§ **What the task asks**
Copy all lines in the data that contain the string "გოლს".

Entries shown: Begin

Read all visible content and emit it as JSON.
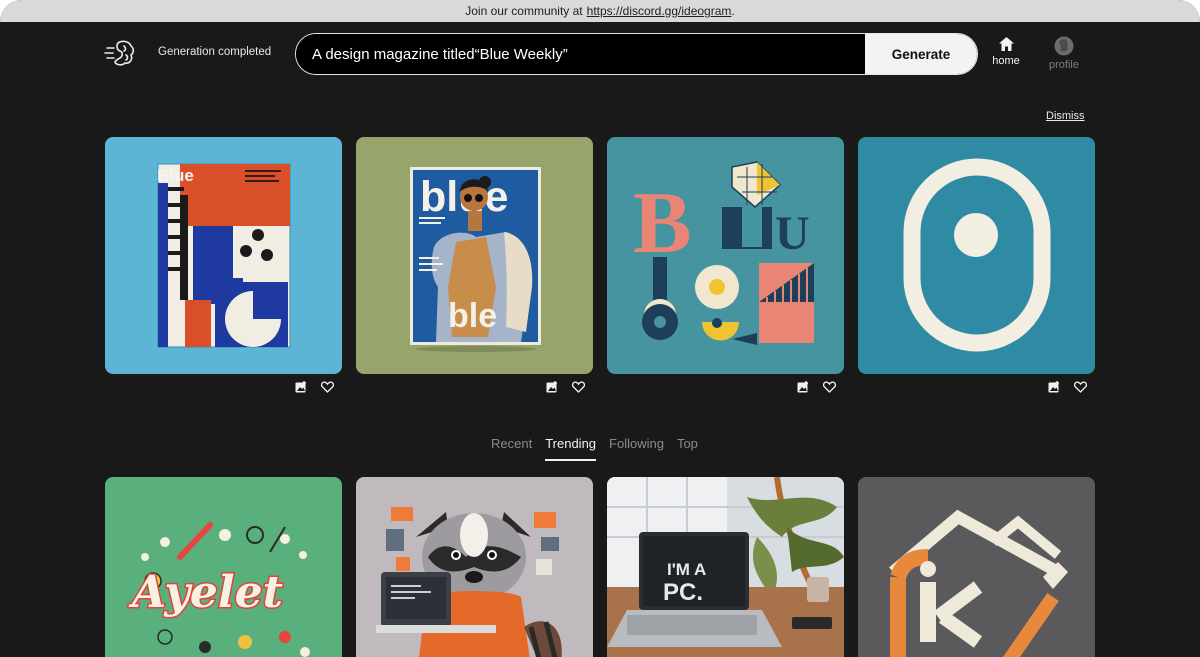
{
  "banner": {
    "text": "Join our community at",
    "link": "https://discord.gg/ideogram",
    "suffix": "."
  },
  "header": {
    "status": "Generation completed",
    "prompt_value": "A design magazine titled“Blue Weekly”",
    "generate_label": "Generate",
    "nav": [
      {
        "label": "home",
        "icon": "home-icon"
      },
      {
        "label": "profile",
        "icon": "profile-icon"
      }
    ]
  },
  "results": {
    "dismiss_label": "Dismiss",
    "images": [
      {
        "name": "result-image-1",
        "background": "#5db5d6",
        "text": "Blue"
      },
      {
        "name": "result-image-2",
        "background": "#97a56c",
        "text": "blue"
      },
      {
        "name": "result-image-3",
        "background": "#45949f",
        "text": "BLU"
      },
      {
        "name": "result-image-4",
        "background": "#2f8aa4",
        "text": ""
      }
    ],
    "image_texts": [
      "Blue",
      "blue",
      "ble",
      "B",
      "U"
    ]
  },
  "feed": {
    "tabs": [
      {
        "label": "Recent",
        "active": false
      },
      {
        "label": "Trending",
        "active": true
      },
      {
        "label": "Following",
        "active": false
      },
      {
        "label": "Top",
        "active": false
      }
    ],
    "images": [
      {
        "name": "feed-image-1",
        "background": "#59b07c",
        "text": "Ayelet"
      },
      {
        "name": "feed-image-2",
        "background": "#c0b9bd",
        "text": ""
      },
      {
        "name": "feed-image-3",
        "background": "#8a6e58",
        "text": "I'M A PC."
      },
      {
        "name": "feed-image-4",
        "background": "#5a5a5c",
        "text": ""
      }
    ],
    "image_texts": [
      "Ayelet",
      "I'M A",
      "PC."
    ]
  },
  "colors": {
    "background": "#191919",
    "banner": "#d9d9d9",
    "accent": "#f3f3f3"
  }
}
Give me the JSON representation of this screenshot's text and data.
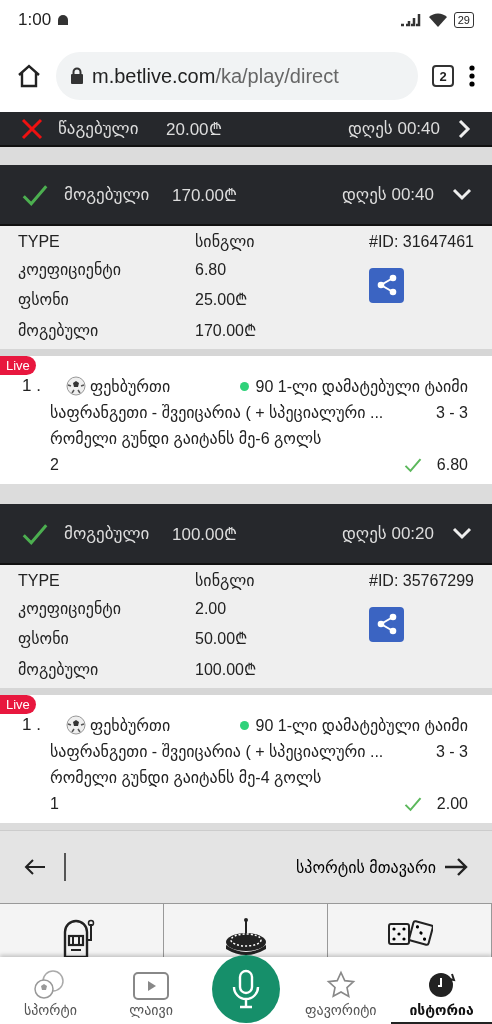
{
  "status_bar": {
    "time": "1:00",
    "battery": "29"
  },
  "browser": {
    "url_host": "m.betlive.com",
    "url_path": "/ka/play/direct",
    "tab_count": "2"
  },
  "bets": [
    {
      "won": false,
      "status_label": "წაგებული",
      "amount": "20.00₾",
      "time": "დღეს 00:40",
      "expanded": false
    },
    {
      "won": true,
      "status_label": "მოგებული",
      "amount": "170.00₾",
      "time": "დღეს 00:40",
      "expanded": true,
      "details": {
        "type_label": "TYPE",
        "type_value": "სინგლი",
        "id": "#ID: 31647461",
        "rows": [
          {
            "label": "კოეფიციენტი",
            "value": "6.80"
          },
          {
            "label": "ფსონი",
            "value": "25.00₾"
          },
          {
            "label": "მოგებული",
            "value": "170.00₾"
          }
        ]
      },
      "events": [
        {
          "live": "Live",
          "index": "1 .",
          "sport": "ფეხბურთი",
          "period": "90 1-ლი დამატებული ტაიმი",
          "match": "საფრანგეთი - შვეიცარია ( + სპეციალური ...",
          "score": "3 - 3",
          "market": "რომელი გუნდი გაიტანს მე-6 გოლს",
          "pick": "2",
          "won": true,
          "odds": "6.80"
        }
      ]
    },
    {
      "won": true,
      "status_label": "მოგებული",
      "amount": "100.00₾",
      "time": "დღეს 00:20",
      "expanded": true,
      "details": {
        "type_label": "TYPE",
        "type_value": "სინგლი",
        "id": "#ID: 35767299",
        "rows": [
          {
            "label": "კოეფიციენტი",
            "value": "2.00"
          },
          {
            "label": "ფსონი",
            "value": "50.00₾"
          },
          {
            "label": "მოგებული",
            "value": "100.00₾"
          }
        ]
      },
      "events": [
        {
          "live": "Live",
          "index": "1 .",
          "sport": "ფეხბურთი",
          "period": "90 1-ლი დამატებული ტაიმი",
          "match": "საფრანგეთი - შვეიცარია ( + სპეციალური ...",
          "score": "3 - 3",
          "market": "რომელი გუნდი გაიტანს მე-4 გოლს",
          "pick": "1",
          "won": true,
          "odds": "2.00"
        }
      ]
    }
  ],
  "pager": {
    "next_label": "სპორტის მთავარი"
  },
  "casino_tiles": [
    {
      "kind": "slot"
    },
    {
      "kind": "roulette"
    },
    {
      "kind": "dice"
    }
  ],
  "bottom_nav": [
    {
      "kind": "sports",
      "label": "სპორტი",
      "selected": false
    },
    {
      "kind": "live",
      "label": "ლაივი",
      "selected": false
    },
    {
      "kind": "mic",
      "selected": false
    },
    {
      "kind": "favorites",
      "label": "ფავორიტი",
      "selected": false
    },
    {
      "kind": "history",
      "label": "ისტორია",
      "selected": true
    }
  ]
}
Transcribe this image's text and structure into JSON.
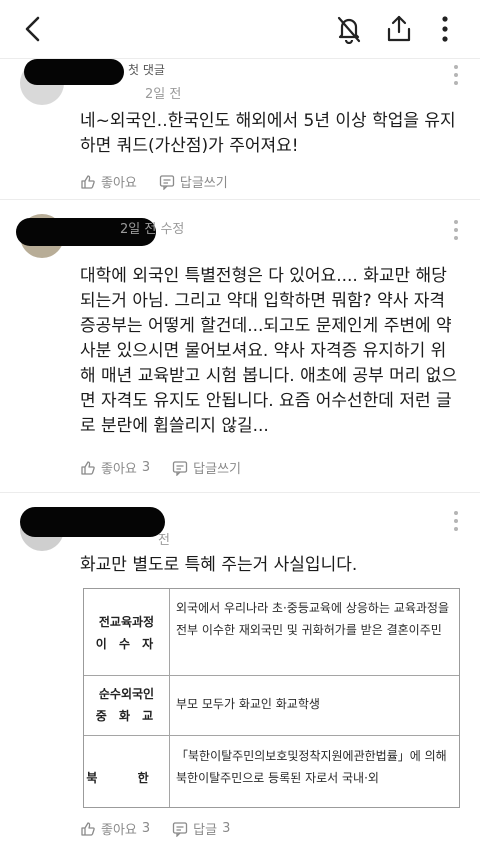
{
  "header": {
    "back_icon": "chevron-left-icon",
    "notify_off_icon": "bell-off-icon",
    "share_icon": "share-icon",
    "more_icon": "more-vertical-icon"
  },
  "comments": [
    {
      "badge": "첫 댓글",
      "meta": "2일 전",
      "text": "네~외국인..한국인도 해외에서 5년 이상 학업을 유지 하면 쿼드(가산점)가 주어져요!",
      "like_label": "좋아요",
      "like_count": "",
      "reply_label": "답글쓰기"
    },
    {
      "badge": "",
      "meta": "2일 전 수정",
      "text": "대학에 외국인 특별전형은 다 있어요.... 화교만 해당되는거 아님. 그리고 약대 입학하면 뭐함? 약사 자격증공부는 어떻게 할건데...되고도 문제인게 주변에 약사분 있으시면 물어보셔요. 약사 자격증 유지하기 위해 매년 교육받고 시험 봅니다. 애초에 공부 머리 없으면 자격도 유지도 안됩니다. 요즘 어수선한데 저런 글로 분란에 휩쓸리지 않길...",
      "like_label": "좋아요",
      "like_count": "3",
      "reply_label": "답글쓰기"
    },
    {
      "badge": "",
      "meta": "전",
      "text": "화교만 별도로 특혜 주는거 사실입니다.",
      "like_label": "좋아요",
      "like_count": "3",
      "reply_label": "답글",
      "reply_count": "3"
    }
  ],
  "table": {
    "rows": [
      {
        "header": [
          "전교육과정",
          "이 수 자"
        ],
        "content": "외국에서 우리나라 초·중등교육에 상응하는 교육과정을 전부 이수한 재외국민 및 귀화허가를 받은 결혼이주민"
      },
      {
        "header": [
          "순수외국인",
          "중 화 교"
        ],
        "content": "부모 모두가 화교인 화교학생"
      },
      {
        "header": [
          "북 한"
        ],
        "content": "「북한이탈주민의보호및정착지원에관한법률」에 의해 북한이탈주민으로 등록된 자로서 국내·외"
      }
    ]
  }
}
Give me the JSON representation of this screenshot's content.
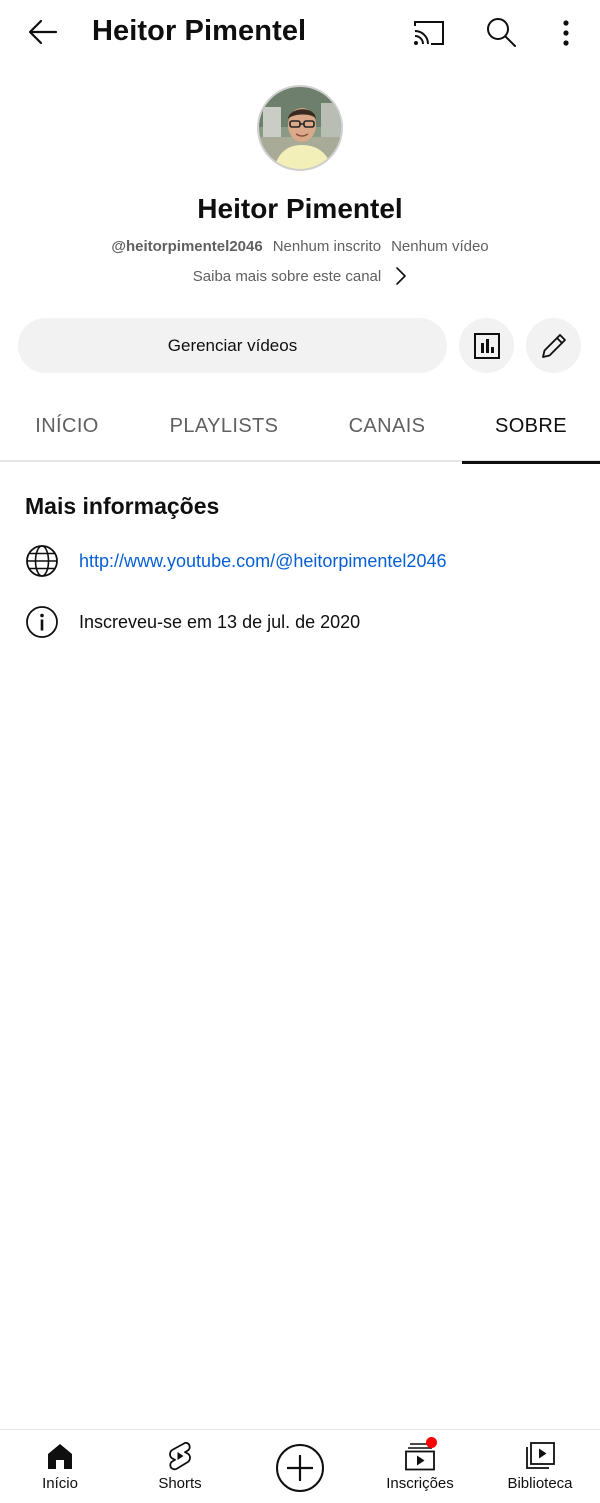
{
  "header": {
    "title": "Heitor Pimentel",
    "back_icon": "arrow-left-icon",
    "cast_icon": "cast-icon",
    "search_icon": "search-icon",
    "more_icon": "more-vert-icon"
  },
  "channel": {
    "name": "Heitor Pimentel",
    "handle": "@heitorpimentel2046",
    "subscribers": "Nenhum inscrito",
    "videos": "Nenhum vídeo",
    "about_link": "Saiba mais sobre este canal"
  },
  "actions": {
    "manage_label": "Gerenciar vídeos",
    "stats_icon": "analytics-icon",
    "edit_icon": "edit-pencil-icon"
  },
  "tabs": [
    {
      "label": "INÍCIO",
      "active": false
    },
    {
      "label": "PLAYLISTS",
      "active": false
    },
    {
      "label": "CANAIS",
      "active": false
    },
    {
      "label": "SOBRE",
      "active": true
    }
  ],
  "about": {
    "section_title": "Mais informações",
    "link": "http://www.youtube.com/@heitorpimentel2046",
    "joined": "Inscreveu-se em 13 de jul. de 2020"
  },
  "bottom_nav": {
    "home": "Início",
    "shorts": "Shorts",
    "subscriptions": "Inscrições",
    "library": "Biblioteca"
  },
  "colors": {
    "link": "#065fd4",
    "notification_dot": "#ff0000",
    "button_bg": "#f2f2f2"
  }
}
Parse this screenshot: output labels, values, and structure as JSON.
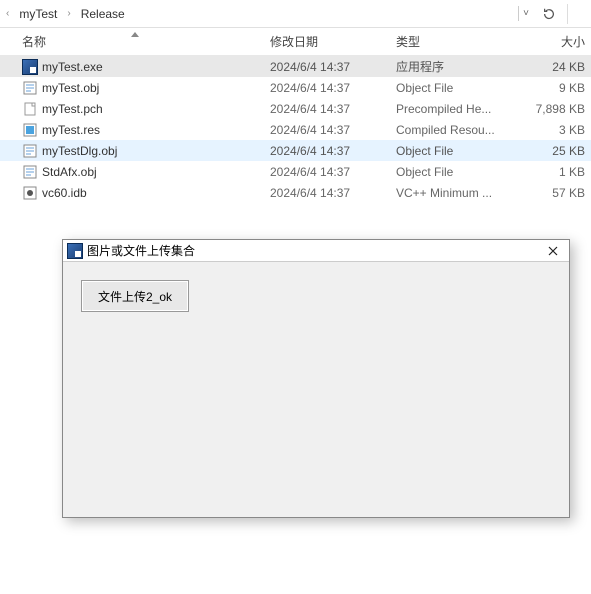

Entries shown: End

§ **Answer space**
          "market": "რომელი გუნდი გაიტანს მე-6 გოლს",
          "market": "რომელი გუნდი გაიტანს მე-4 გოლს",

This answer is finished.